In ~3 days I'll be off another foray into the great white north (which is actually extremely green ATM) to teach incoming freshman some biology. Its a way to whet their appetite in different aspects of research and study but mostly it helps the students establish some contacts and colleagues before the chaos of college actually starts.
For the past 3 years I've taught a little module on environmental sensing in microbes and the students do a little morphogenetic experiment that works great. The way I set up the lab, they get exposed to a little actual science because we discuss controls in the experiment (which they have to figure out), among other things. However, there is a good deal of down time for the students, where I lecture on something or other. Last year we discussed logic and arguments. This year Im thinking about talking about the nature of science what separates a scientist from an engineer for example.

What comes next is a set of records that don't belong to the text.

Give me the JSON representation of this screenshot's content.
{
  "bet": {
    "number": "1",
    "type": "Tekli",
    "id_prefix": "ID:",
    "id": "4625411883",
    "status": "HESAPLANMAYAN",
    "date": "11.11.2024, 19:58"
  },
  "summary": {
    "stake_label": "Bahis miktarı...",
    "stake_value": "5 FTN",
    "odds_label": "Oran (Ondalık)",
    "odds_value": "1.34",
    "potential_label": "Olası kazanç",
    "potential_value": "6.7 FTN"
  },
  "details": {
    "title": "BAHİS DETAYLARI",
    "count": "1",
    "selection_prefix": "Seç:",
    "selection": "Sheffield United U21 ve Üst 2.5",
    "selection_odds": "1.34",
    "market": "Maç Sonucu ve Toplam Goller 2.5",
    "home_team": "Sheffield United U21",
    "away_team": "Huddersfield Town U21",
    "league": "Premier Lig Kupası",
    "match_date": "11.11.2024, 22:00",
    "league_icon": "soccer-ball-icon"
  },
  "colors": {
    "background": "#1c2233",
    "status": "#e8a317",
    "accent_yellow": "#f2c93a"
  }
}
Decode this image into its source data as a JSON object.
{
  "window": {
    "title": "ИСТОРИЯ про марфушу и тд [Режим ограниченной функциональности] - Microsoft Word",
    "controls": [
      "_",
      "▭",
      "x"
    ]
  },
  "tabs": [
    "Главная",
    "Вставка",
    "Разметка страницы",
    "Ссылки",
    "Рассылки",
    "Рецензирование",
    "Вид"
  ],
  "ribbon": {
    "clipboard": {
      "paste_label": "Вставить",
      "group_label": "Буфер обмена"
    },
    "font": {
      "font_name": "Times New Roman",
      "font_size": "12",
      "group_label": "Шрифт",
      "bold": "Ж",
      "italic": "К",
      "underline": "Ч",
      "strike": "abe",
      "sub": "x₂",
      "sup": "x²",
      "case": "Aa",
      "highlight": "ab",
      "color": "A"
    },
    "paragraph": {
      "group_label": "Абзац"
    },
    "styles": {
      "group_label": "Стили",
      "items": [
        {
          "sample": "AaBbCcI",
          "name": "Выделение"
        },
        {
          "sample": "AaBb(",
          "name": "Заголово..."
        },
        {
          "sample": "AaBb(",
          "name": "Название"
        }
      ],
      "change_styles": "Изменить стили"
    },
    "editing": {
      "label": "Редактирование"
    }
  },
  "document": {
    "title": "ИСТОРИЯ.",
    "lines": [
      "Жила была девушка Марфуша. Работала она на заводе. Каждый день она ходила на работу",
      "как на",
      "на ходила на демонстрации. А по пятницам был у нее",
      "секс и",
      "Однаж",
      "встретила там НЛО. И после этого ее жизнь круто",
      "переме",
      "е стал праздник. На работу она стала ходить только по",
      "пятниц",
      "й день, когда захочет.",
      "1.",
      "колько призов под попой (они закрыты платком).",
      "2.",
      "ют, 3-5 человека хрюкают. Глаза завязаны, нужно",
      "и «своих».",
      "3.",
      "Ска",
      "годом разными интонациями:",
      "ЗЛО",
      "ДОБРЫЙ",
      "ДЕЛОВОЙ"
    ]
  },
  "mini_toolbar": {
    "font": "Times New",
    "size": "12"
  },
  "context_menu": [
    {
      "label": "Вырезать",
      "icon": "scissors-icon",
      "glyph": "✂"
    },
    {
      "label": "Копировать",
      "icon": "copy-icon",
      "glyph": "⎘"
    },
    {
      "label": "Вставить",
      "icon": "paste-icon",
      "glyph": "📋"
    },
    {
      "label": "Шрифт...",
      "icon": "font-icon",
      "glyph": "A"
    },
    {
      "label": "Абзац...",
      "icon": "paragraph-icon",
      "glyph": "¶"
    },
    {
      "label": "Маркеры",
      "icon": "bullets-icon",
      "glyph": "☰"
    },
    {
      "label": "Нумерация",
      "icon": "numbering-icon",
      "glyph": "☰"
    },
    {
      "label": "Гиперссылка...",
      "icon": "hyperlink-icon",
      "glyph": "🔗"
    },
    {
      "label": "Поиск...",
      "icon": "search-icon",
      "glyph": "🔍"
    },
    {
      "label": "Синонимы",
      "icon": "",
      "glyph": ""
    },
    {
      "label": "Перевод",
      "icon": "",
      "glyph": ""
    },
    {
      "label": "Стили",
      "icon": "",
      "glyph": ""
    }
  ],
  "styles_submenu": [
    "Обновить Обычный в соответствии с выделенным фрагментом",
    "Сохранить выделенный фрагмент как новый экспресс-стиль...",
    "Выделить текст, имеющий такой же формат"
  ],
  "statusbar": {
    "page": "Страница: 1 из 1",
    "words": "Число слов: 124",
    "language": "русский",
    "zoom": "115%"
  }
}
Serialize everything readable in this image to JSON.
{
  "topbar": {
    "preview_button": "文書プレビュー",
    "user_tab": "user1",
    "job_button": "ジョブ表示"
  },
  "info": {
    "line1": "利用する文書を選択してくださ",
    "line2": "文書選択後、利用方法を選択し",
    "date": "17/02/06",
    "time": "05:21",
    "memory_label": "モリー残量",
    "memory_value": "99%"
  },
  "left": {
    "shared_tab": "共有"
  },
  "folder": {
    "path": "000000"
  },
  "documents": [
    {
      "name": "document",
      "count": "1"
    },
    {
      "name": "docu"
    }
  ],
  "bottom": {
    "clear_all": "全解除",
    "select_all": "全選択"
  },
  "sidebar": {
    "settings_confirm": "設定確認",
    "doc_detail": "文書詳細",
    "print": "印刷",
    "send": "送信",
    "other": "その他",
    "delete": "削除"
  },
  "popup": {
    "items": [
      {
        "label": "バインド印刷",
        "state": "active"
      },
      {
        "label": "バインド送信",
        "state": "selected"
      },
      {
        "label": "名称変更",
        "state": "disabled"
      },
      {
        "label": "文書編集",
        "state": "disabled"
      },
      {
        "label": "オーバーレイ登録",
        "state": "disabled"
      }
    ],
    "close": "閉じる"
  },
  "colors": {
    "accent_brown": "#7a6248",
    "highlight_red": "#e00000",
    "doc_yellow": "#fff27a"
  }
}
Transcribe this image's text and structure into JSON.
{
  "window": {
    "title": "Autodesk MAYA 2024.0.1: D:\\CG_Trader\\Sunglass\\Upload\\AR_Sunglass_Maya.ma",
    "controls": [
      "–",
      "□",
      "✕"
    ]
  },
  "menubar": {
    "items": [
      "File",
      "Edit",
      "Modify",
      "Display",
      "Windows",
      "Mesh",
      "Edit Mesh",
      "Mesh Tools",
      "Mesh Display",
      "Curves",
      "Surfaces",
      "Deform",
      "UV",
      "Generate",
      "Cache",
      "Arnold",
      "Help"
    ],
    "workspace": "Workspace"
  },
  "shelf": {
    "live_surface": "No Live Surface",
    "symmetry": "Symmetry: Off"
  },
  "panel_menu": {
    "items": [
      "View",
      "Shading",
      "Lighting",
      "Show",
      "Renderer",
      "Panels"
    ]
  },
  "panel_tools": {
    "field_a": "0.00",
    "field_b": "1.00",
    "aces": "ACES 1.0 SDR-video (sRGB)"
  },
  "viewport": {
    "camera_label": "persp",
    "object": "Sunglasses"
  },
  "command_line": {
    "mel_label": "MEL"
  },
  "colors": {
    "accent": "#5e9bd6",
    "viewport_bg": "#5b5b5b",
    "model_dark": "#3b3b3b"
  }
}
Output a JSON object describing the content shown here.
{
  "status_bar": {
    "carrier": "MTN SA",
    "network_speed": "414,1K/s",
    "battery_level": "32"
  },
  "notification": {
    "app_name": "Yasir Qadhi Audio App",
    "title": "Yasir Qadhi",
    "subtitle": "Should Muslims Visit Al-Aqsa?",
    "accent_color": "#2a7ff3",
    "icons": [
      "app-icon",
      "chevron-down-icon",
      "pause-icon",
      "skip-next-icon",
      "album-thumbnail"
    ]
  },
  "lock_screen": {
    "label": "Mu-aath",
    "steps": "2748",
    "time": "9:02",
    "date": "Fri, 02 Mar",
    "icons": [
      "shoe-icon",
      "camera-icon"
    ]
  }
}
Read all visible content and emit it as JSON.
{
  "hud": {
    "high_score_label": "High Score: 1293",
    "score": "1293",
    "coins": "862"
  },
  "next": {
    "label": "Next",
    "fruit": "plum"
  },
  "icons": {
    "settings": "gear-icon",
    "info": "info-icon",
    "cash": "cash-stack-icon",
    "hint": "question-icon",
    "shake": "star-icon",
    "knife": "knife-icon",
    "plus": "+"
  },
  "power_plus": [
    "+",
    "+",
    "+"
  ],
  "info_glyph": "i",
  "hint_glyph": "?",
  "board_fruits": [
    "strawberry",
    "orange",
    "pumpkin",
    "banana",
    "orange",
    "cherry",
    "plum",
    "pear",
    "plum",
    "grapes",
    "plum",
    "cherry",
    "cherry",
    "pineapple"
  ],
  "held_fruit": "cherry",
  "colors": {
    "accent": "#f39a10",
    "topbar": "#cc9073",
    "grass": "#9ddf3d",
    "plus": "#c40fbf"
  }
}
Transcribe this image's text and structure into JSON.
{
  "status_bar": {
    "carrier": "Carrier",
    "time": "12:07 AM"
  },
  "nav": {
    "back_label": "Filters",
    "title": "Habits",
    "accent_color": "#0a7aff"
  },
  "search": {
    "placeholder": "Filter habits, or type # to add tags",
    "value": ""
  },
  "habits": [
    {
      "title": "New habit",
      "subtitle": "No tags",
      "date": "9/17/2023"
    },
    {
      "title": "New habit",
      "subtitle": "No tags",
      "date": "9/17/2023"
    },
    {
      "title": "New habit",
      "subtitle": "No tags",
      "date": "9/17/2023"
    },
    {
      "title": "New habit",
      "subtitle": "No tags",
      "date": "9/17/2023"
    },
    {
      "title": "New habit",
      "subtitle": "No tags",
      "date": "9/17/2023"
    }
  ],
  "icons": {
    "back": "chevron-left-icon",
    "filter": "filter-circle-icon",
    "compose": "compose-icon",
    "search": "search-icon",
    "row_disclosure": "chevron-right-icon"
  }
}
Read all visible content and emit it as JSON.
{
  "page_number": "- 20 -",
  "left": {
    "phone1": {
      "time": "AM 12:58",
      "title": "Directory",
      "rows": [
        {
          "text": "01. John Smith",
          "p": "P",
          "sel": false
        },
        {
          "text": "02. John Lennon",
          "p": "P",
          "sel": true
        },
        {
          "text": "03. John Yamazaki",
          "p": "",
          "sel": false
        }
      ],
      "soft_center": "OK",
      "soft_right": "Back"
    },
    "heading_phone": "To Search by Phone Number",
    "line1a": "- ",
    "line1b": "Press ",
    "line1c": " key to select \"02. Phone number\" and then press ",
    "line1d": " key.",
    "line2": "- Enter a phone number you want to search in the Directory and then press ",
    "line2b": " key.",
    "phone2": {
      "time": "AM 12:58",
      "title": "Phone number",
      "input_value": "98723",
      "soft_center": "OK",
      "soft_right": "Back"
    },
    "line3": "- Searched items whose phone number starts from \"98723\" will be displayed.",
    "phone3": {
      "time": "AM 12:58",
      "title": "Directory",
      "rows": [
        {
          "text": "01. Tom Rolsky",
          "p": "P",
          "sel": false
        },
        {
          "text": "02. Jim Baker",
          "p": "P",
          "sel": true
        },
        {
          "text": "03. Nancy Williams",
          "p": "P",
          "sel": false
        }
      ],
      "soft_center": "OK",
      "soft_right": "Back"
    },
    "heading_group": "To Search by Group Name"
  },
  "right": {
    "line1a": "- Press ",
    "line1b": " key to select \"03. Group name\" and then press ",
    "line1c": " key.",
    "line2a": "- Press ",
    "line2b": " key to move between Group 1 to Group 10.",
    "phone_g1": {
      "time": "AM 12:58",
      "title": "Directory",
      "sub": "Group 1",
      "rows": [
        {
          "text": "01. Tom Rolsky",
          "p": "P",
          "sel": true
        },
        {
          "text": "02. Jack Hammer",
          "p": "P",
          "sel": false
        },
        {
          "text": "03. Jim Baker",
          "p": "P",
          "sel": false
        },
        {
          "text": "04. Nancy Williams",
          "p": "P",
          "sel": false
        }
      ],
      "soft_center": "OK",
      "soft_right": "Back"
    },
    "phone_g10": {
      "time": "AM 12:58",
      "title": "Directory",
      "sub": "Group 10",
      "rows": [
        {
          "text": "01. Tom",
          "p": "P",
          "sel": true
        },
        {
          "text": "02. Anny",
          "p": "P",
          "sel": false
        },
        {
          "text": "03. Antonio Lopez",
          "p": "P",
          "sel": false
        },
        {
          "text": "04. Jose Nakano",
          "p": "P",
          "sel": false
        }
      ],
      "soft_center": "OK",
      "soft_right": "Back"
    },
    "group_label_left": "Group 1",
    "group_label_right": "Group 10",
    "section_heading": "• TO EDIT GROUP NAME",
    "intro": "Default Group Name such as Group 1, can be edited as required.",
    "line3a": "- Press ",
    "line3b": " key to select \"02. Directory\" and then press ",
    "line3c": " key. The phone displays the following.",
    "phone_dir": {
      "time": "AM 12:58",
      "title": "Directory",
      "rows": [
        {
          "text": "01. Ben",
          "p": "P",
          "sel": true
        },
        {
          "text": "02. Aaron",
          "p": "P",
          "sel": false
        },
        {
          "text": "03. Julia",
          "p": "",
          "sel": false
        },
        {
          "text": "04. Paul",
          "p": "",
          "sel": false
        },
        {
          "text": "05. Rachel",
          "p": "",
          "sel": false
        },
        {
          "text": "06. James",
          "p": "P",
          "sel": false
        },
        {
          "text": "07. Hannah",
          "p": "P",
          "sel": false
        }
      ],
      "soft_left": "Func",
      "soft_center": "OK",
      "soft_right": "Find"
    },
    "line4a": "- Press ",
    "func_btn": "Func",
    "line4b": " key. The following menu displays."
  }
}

This thought comes from how I think the general public views science/scientists. If you ask people what is science or what do scientists do, Im willing to bet the answers you get line up better with what is engineering or what do engineers do. Since Im repeating this 8 times this year, I should get a pretty good sample size on this issue (at least from the biologically minded recent high school graduate demographic anyway). Ill let you know how it looks, if Im completely wrong I should know that early on and Ill go back to getting into arguments with students and looking for logical fallacies (I find the who's a better quarterback Peyton Manning or Tom Brady is a great starting point).
BTW its Peyton Manning.
Pity the postdoc
4 hours ago in The Curious Wavefunction